Filed underThe Foote Files
Well, Super Bowl Sunday is only a few days away. The granddaddy of sporting events (or most events for that matter) is on CBS11 and America’s Most Watched Network……..CBS.
The first Super Bowl was billed as the sport’s “First World Championship Game”. It was created as a result of the merger agreement between the NFL and the AFL which was consummated in 1970. After the merger, the respective leagues would become “conferences” and the name of the new league would become the National Football League. And all Super Bowl “numbers” were to be designated in Roman numerals!
Super Bowl I was played at Memorial Coliseum in Los Angeles on January 15, 1967, some 46 years ago. The NFL’s Green Bay Packers won that game against the AFL’s Kansas City Chiefs, 35-10. Legendary QB Bart Starr was named MVP for the game. Vince Lombardi was the head coach of the Packers at that time, while Hank Stram was the head coach for the Chiefs. Each Packers player received $15,000 each for their win while each Chiefs player received $7500. This year, each player on the winning team receives $88,000 apiece while each player on the losing receives $44,000 a piece. And for the first time we have the battle of the brothers: Jim Harbaugh of the San Francisco 49ers versus John Harbaugh of the Baltimore Ravens.
CBS and NBC are tied with the most number of Super Bowl broadcasts on their respective networks: 17 apiece. ABC is second with 7 (although that network does not have NFL rights presently, only its cable cousin ESPN), and FOX with 6. It was CBS that carried the first Super Bowl from Los Angeles along with NBC, with both networks having their own announcers but carrying the same video feed. For CBS, Ray Scott (who called most of the Packers games for CBS), Jack Whitaker (the guy who was later ejected from The Masters in Augusta GA for making remarks unacceptable to Augusta National management), and Frank Gifford (who later did play by play with Howard Cosell and Don Meredith on ABC’s Monday Night Football). For NBC, their team was Curt Gowdy and Paul Christman.
This weekend, CBS has a full schedule of Super Bowl events from its various subsidiary, from the Network, CBS News, CBS Sports (of course), Showtime, and our new 24 hour a day sports radio network, CBS Radio Sports Network.
Saturday at 8pm, CBS will air the 2nd Annual NFL Honors with host Alec Baldwin as the NFL salutes the best players, performance, and plays.
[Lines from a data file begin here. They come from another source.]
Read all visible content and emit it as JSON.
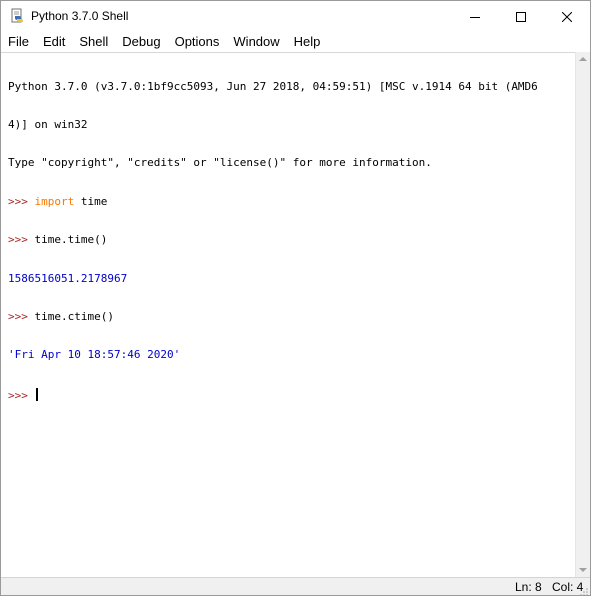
{
  "window": {
    "title": "Python 3.7.0 Shell",
    "app_icon": "python-idle-icon"
  },
  "controls": {
    "minimize_icon": "minimize-icon",
    "maximize_icon": "maximize-icon",
    "close_icon": "close-icon"
  },
  "menu": {
    "items": [
      "File",
      "Edit",
      "Shell",
      "Debug",
      "Options",
      "Window",
      "Help"
    ]
  },
  "shell": {
    "banner_line1": "Python 3.7.0 (v3.7.0:1bf9cc5093, Jun 27 2018, 04:59:51) [MSC v.1914 64 bit (AMD6",
    "banner_line2": "4)] on win32",
    "banner_line3": "Type \"copyright\", \"credits\" or \"license()\" for more information.",
    "prompt": ">>> ",
    "cmd1_keyword": "import",
    "cmd1_rest": " time",
    "cmd2": "time.time()",
    "out2": "1586516051.2178967",
    "cmd3": "time.ctime()",
    "out3": "'Fri Apr 10 18:57:46 2020'"
  },
  "colors": {
    "prompt": "#a52a2a",
    "keyword": "#ff7700",
    "output": "#0000cc",
    "string": "#008000"
  },
  "status": {
    "line": "Ln: 8",
    "col": "Col: 4"
  }
}
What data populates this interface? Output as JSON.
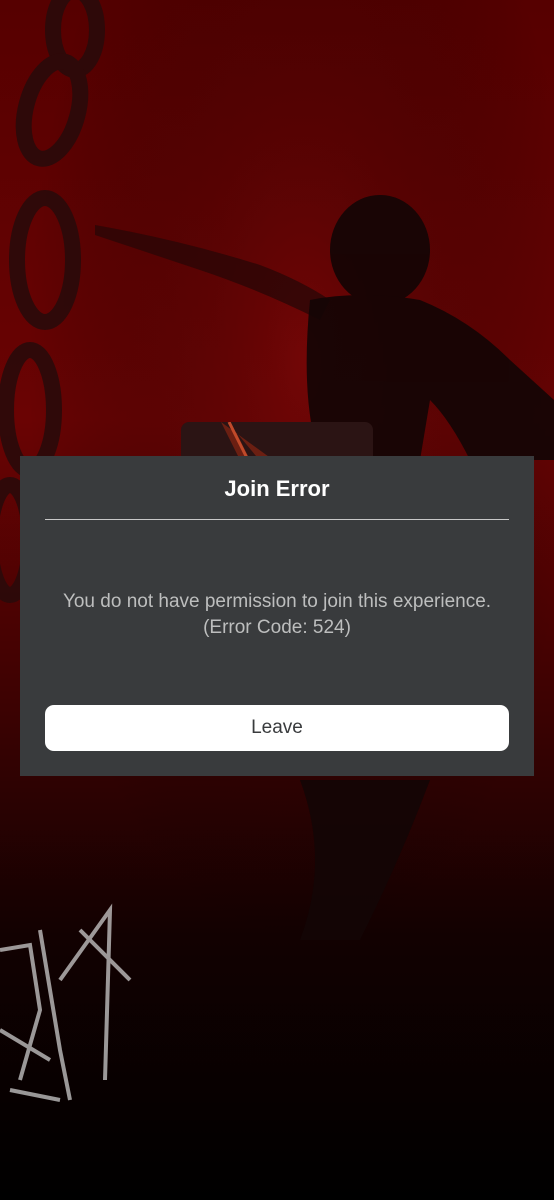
{
  "dialog": {
    "title": "Join Error",
    "message_line1": "You do not have permission to join this experience.",
    "message_line2": "(Error Code: 524)",
    "leave_label": "Leave"
  },
  "colors": {
    "background_red": "#5a0000",
    "modal_background": "#393b3d",
    "button_background": "#ffffff",
    "button_text": "#393b3d",
    "title_text": "#ffffff",
    "message_text": "#bdbebe"
  }
}
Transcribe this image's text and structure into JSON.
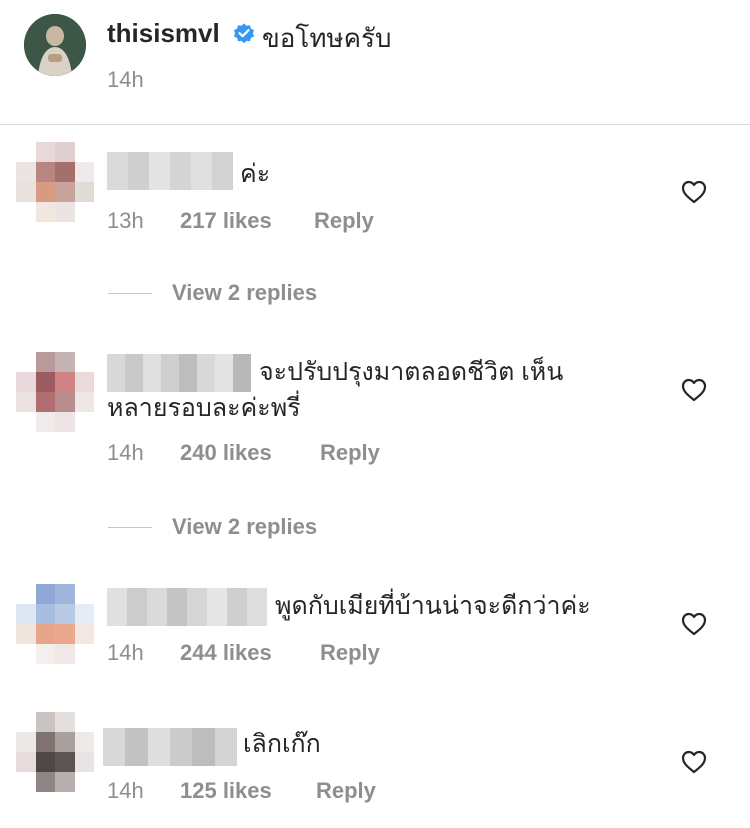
{
  "post": {
    "username": "thisismvl",
    "caption": "ขอโทษครับ",
    "time": "14h"
  },
  "comments": [
    {
      "text": "ค่ะ",
      "time": "13h",
      "likes": "217 likes",
      "reply": "Reply",
      "view_replies": "View 2 replies"
    },
    {
      "text": "จะปรับปรุงมาตลอดชีวิต เห็น\nหลายรอบละค่ะพรี่",
      "time": "14h",
      "likes": "240 likes",
      "reply": "Reply",
      "view_replies": "View 2 replies"
    },
    {
      "text": "พูดกับเมียที่บ้านน่าจะดีกว่าค่ะ",
      "time": "14h",
      "likes": "244 likes",
      "reply": "Reply"
    },
    {
      "text": "เลิกเก๊ก",
      "time": "14h",
      "likes": "125 likes",
      "reply": "Reply"
    }
  ],
  "icons": {
    "verified": "verified-badge-icon",
    "like": "heart-outline-icon"
  },
  "colors": {
    "verified_blue": "#3897f0",
    "meta_gray": "#8e8e8e",
    "text": "#262626"
  }
}
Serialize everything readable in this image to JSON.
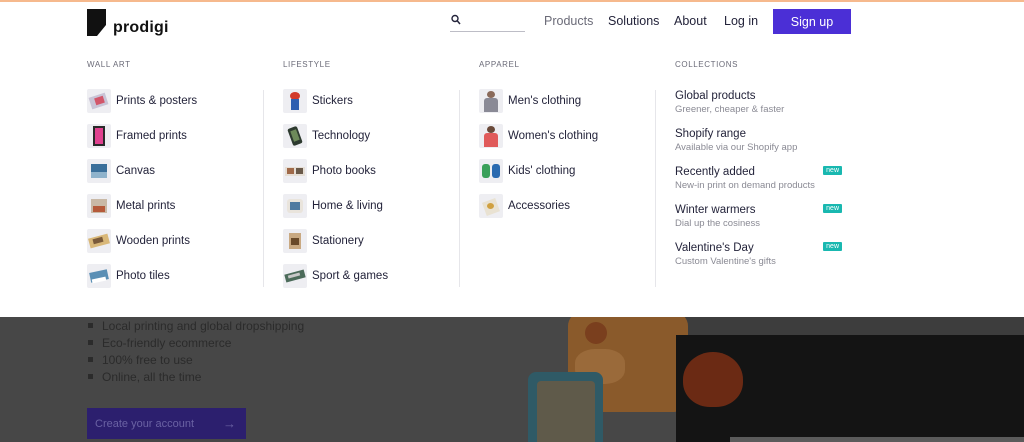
{
  "header": {
    "logo_text": "prodigi",
    "search_placeholder": "",
    "nav": {
      "products": "Products",
      "solutions": "Solutions",
      "about": "About",
      "login": "Log in",
      "signup": "Sign up"
    }
  },
  "menu": {
    "wall_art": {
      "heading": "WALL ART",
      "items": [
        "Prints & posters",
        "Framed prints",
        "Canvas",
        "Metal prints",
        "Wooden prints",
        "Photo tiles"
      ]
    },
    "lifestyle": {
      "heading": "LIFESTYLE",
      "items": [
        "Stickers",
        "Technology",
        "Photo books",
        "Home & living",
        "Stationery",
        "Sport & games"
      ]
    },
    "apparel": {
      "heading": "APPAREL",
      "items": [
        "Men's clothing",
        "Women's clothing",
        "Kids' clothing",
        "Accessories"
      ]
    },
    "collections": {
      "heading": "COLLECTIONS",
      "items": [
        {
          "title": "Global products",
          "subtitle": "Greener, cheaper & faster",
          "badge": ""
        },
        {
          "title": "Shopify range",
          "subtitle": "Available via our Shopify app",
          "badge": ""
        },
        {
          "title": "Recently added",
          "subtitle": "New-in print on demand products",
          "badge": "new"
        },
        {
          "title": "Winter warmers",
          "subtitle": "Dial up the cosiness",
          "badge": "new"
        },
        {
          "title": "Valentine's Day",
          "subtitle": "Custom Valentine's gifts",
          "badge": "new"
        }
      ]
    }
  },
  "hero": {
    "bullets": [
      "Local printing and global dropshipping",
      "Eco-friendly ecommerce",
      "100% free to use",
      "Online, all the time"
    ],
    "cta": "Create your account",
    "cta_arrow": "→"
  },
  "colors": {
    "accent": "#4b2fd6",
    "badge": "#19b8b0",
    "top_line": "#f6b98d"
  }
}
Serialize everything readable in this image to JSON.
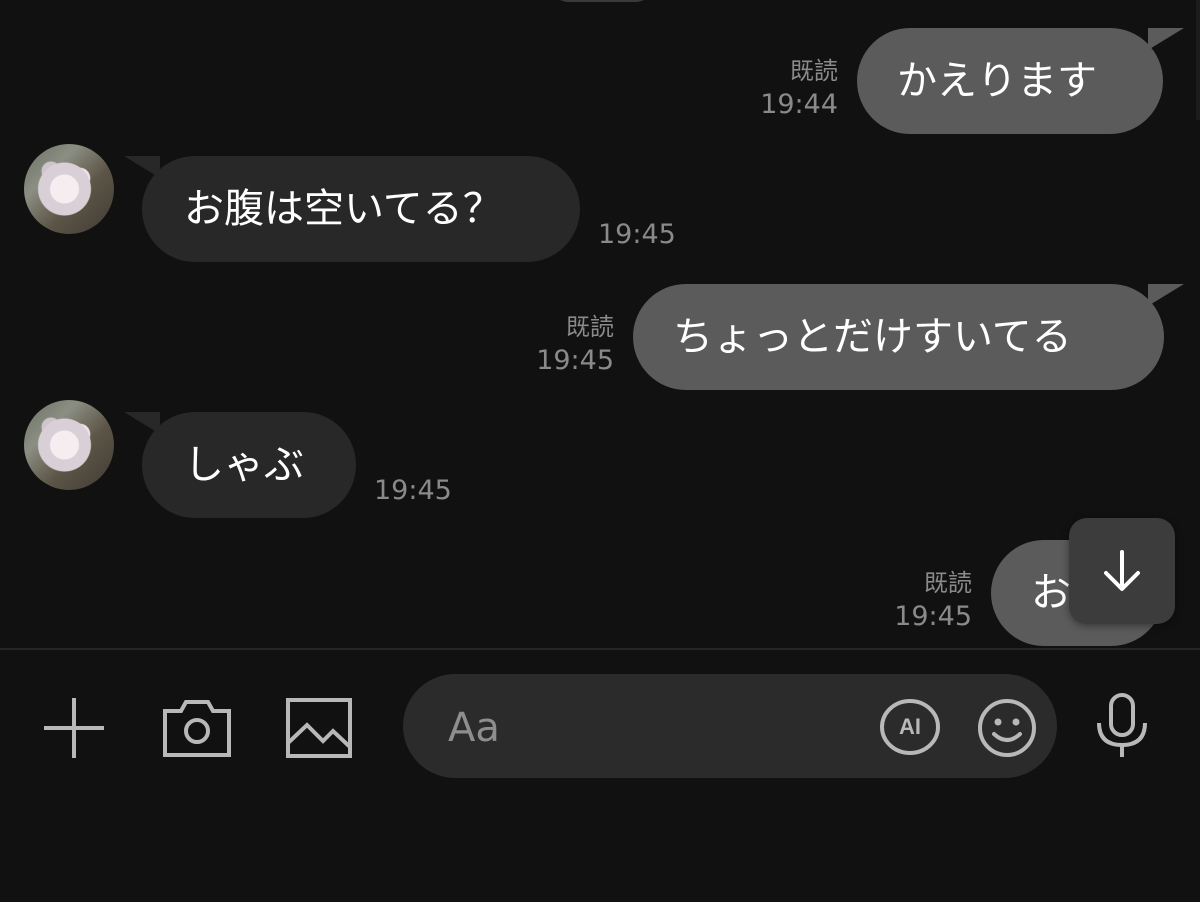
{
  "messages": [
    {
      "direction": "sent",
      "text": "かえります",
      "read_label": "既読",
      "time": "19:44"
    },
    {
      "direction": "received",
      "text": "お腹は空いてる？",
      "time": "19:45"
    },
    {
      "direction": "sent",
      "text": "ちょっとだけすいてる",
      "read_label": "既読",
      "time": "19:45"
    },
    {
      "direction": "received",
      "text": "しゃぶ",
      "time": "19:45"
    },
    {
      "direction": "sent",
      "text": "お",
      "read_label": "既読",
      "time": "19:45"
    }
  ],
  "scroll_button": {
    "icon": "arrow-down-icon"
  },
  "input_bar": {
    "placeholder": "Aa",
    "ai_label": "AI",
    "icons": [
      "plus-icon",
      "camera-icon",
      "image-icon",
      "ai-icon",
      "emoji-icon",
      "microphone-icon"
    ]
  },
  "colors": {
    "background": "#111111",
    "sent_bubble": "#5b5b5b",
    "received_bubble": "#282828",
    "meta_text": "#8a8a8a",
    "input_field": "#2b2b2b"
  }
}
Later that evening at 11pm, CBS 11 will air “Glory Days”, a one hour special featuring the legendary players for the Dallas Cowboys that took the team to the Super Bowl multiple times.
On Sunday, both CBS Sunday Morning and Face The Nation will originate from New Orleans. Then at 10am, CBS begins its Super Bowl coverage with the Road To The Super Bowl, followed by New Orleans: Let The Good Times Roll at 11am, then the Phil Simms All-Iron Team: Super Bowl Edition at 12nn. At 1pm, CBS starts with The Super Bowl Today with CBS Sports’ James Brown, Dan Marino, Boomer Esiason, Shannon Sharpe, Bill Cowher, and Greg Gumbel.
The Kickoff show is at 5pm, and then at 5:30pm Super Bowl XLVII begins with CBS Sports’ lead play by play man Jim Nantz and color analyst Phil Simms. After the game and post game show, a brand new episode of Elementary airs. And after CBS11 News At 10 and The Score With Babe Laufenberg, The Late Late Show With Craig Ferguson will air from New Orleans, marking its second time The Late Late Show has aired on Super Bowl Sunday.
And of course, you can see all of this on CBS11! If you happen to be away from the set and in the car travelling, you can catch the game on radio locally on CBS Radio’s 100,000 watt KRLD-FM, “105.3 The Fan” and in Houston on 5,000 watt Sportsradio 610 KILT.
Enjoy the game! See you next time.